◆ Listed entries ◆
#####
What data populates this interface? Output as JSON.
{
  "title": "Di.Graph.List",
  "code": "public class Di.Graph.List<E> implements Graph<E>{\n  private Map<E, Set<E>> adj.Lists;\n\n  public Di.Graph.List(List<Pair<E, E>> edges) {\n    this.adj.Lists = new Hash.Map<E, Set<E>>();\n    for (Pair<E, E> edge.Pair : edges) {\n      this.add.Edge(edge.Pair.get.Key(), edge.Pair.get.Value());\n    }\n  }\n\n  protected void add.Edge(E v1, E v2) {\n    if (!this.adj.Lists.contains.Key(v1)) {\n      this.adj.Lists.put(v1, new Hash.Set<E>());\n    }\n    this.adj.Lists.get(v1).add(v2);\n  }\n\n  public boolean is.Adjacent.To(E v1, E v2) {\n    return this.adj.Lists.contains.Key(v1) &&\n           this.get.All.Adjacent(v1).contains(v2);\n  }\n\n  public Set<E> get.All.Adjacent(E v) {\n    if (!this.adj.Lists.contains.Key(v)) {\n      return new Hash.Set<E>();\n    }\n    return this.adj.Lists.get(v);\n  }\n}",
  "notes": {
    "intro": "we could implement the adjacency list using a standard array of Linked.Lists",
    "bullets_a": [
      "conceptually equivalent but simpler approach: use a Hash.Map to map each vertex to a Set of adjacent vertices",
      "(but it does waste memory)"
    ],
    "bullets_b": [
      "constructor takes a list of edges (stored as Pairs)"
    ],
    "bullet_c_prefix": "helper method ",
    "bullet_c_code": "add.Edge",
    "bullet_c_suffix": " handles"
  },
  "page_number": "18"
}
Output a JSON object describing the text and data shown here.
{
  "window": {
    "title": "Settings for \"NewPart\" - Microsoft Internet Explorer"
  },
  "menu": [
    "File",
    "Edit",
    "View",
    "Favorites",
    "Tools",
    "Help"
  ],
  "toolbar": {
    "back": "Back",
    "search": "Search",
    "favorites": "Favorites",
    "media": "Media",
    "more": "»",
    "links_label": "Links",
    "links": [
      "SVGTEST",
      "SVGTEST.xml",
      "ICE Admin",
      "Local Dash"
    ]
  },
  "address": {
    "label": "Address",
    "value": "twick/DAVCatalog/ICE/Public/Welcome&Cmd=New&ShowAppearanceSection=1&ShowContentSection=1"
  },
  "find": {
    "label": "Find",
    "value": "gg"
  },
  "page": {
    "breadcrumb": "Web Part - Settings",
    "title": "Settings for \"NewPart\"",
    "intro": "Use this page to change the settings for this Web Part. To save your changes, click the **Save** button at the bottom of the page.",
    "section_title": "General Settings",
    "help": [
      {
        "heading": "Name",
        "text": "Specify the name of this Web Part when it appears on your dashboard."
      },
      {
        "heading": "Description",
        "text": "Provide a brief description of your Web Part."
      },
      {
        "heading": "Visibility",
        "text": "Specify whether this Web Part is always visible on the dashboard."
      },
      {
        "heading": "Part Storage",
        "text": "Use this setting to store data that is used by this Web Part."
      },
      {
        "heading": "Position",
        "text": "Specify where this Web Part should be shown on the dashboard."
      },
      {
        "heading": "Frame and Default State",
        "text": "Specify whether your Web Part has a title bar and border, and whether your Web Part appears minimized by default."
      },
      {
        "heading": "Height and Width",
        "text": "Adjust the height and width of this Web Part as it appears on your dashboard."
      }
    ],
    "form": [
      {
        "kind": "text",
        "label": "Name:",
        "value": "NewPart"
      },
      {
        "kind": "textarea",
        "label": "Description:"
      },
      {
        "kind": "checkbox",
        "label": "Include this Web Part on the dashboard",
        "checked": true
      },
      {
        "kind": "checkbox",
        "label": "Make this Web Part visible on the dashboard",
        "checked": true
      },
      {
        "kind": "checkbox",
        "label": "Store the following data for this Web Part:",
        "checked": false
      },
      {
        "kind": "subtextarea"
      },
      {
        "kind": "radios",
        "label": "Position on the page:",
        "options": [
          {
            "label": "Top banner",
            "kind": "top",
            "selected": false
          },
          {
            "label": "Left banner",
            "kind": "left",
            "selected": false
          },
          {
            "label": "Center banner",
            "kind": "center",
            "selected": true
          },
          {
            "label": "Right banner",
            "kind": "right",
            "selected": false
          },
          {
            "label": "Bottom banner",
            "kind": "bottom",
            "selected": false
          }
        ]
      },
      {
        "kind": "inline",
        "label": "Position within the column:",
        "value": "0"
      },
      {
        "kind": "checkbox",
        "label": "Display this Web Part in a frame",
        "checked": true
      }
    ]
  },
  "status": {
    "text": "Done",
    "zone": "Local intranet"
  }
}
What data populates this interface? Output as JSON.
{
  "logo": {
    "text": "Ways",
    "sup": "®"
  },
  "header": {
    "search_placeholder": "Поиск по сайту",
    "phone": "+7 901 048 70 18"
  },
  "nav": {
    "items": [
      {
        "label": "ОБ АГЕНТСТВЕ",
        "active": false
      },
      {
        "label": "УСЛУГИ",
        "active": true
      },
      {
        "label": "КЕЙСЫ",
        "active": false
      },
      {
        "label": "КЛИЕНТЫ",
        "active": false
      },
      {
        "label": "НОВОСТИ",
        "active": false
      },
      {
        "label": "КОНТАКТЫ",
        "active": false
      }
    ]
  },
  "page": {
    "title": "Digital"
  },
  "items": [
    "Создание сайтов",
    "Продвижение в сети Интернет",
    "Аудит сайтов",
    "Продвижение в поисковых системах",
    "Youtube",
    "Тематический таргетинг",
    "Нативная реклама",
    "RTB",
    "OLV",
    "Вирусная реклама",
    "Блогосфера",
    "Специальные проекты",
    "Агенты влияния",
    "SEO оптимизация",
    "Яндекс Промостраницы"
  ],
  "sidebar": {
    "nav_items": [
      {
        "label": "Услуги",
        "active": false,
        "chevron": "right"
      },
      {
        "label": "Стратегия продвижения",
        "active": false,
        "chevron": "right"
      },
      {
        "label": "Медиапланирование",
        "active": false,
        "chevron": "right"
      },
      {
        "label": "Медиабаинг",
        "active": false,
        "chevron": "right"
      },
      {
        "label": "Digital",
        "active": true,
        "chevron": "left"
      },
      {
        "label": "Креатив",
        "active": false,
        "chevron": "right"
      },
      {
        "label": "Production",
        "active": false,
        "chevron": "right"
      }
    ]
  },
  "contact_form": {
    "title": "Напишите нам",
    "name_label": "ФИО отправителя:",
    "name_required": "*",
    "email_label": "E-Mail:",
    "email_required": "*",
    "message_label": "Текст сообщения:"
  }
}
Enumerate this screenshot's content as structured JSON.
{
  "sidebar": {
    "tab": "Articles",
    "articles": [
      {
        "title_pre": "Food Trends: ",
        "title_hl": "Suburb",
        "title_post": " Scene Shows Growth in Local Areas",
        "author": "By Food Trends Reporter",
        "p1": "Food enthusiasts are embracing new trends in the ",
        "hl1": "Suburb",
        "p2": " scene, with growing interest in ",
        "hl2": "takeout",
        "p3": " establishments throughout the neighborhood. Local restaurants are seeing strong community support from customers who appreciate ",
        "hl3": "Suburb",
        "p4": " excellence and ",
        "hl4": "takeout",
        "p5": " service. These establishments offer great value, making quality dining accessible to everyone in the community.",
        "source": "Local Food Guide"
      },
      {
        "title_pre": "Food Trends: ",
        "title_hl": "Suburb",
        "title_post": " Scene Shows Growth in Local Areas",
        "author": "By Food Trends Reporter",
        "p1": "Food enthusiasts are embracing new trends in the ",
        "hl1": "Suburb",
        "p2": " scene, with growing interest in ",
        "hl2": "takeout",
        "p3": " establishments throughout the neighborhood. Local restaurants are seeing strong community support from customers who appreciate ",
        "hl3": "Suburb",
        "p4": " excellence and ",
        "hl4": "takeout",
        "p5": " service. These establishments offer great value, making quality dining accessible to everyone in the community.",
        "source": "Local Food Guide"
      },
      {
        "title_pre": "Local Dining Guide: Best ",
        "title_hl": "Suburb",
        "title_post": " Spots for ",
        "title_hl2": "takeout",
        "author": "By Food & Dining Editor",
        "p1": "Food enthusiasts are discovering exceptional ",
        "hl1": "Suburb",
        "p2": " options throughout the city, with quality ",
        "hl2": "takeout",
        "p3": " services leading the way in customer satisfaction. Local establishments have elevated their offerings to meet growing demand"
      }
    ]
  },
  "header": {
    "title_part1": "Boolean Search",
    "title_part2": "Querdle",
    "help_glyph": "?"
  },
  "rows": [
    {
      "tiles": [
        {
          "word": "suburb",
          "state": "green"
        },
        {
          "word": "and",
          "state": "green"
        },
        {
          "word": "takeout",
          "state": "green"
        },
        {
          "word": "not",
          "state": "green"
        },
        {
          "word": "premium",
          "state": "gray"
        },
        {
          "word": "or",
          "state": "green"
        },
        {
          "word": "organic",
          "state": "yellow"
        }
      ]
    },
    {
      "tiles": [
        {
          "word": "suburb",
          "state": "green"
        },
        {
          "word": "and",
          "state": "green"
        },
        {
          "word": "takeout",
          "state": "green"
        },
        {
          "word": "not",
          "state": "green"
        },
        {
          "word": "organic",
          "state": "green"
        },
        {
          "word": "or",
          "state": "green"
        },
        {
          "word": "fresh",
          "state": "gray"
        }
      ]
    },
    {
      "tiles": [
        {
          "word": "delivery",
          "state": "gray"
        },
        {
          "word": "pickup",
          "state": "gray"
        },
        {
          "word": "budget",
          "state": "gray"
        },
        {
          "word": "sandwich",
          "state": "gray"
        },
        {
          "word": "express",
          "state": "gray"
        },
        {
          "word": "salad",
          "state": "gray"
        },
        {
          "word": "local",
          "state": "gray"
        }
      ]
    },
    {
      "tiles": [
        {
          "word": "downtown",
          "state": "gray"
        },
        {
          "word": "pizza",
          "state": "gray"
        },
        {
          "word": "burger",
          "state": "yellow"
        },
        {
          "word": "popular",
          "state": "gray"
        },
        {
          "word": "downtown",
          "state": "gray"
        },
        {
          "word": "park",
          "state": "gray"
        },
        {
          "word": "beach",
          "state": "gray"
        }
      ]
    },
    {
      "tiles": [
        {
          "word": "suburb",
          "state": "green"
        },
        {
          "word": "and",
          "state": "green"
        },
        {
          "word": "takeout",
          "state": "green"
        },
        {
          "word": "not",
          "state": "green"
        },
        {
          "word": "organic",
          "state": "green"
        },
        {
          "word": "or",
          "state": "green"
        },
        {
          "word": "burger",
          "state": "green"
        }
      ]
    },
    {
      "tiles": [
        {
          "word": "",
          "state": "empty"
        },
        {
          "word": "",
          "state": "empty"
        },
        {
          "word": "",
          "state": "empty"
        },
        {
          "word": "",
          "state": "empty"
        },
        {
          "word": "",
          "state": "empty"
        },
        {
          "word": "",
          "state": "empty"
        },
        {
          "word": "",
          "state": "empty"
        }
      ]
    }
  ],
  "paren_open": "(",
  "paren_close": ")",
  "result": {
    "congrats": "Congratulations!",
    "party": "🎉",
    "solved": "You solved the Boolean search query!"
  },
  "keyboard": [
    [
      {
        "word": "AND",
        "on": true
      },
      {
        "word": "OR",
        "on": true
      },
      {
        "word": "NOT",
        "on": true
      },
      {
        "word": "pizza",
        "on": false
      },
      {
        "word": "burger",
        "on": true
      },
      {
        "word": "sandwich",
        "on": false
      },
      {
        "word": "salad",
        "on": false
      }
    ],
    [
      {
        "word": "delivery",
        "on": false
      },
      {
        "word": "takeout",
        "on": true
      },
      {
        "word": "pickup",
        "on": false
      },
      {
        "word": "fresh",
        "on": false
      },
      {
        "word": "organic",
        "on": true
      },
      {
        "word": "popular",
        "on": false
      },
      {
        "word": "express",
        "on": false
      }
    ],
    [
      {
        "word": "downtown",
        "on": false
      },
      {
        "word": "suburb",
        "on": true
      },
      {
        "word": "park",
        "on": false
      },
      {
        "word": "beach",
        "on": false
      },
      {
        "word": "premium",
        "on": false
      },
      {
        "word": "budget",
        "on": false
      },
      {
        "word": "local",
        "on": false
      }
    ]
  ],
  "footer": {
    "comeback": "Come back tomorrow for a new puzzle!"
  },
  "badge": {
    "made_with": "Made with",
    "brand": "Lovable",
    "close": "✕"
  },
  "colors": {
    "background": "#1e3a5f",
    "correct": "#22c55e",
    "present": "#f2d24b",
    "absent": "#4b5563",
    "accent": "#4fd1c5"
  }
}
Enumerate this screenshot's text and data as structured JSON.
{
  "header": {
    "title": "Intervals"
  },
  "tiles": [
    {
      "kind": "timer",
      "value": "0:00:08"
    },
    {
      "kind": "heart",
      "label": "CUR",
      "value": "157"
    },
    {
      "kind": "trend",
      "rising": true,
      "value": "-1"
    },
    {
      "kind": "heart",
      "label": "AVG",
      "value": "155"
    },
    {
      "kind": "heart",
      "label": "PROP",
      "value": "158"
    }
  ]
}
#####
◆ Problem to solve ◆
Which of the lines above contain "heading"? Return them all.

◆ Solution to this task ◆
        "heading": "Name",
        "heading": "Description",
        "heading": "Visibility",
        "heading": "Part Storage",
        "heading": "Position",
        "heading": "Frame and Default State",
        "heading": "Height and Width",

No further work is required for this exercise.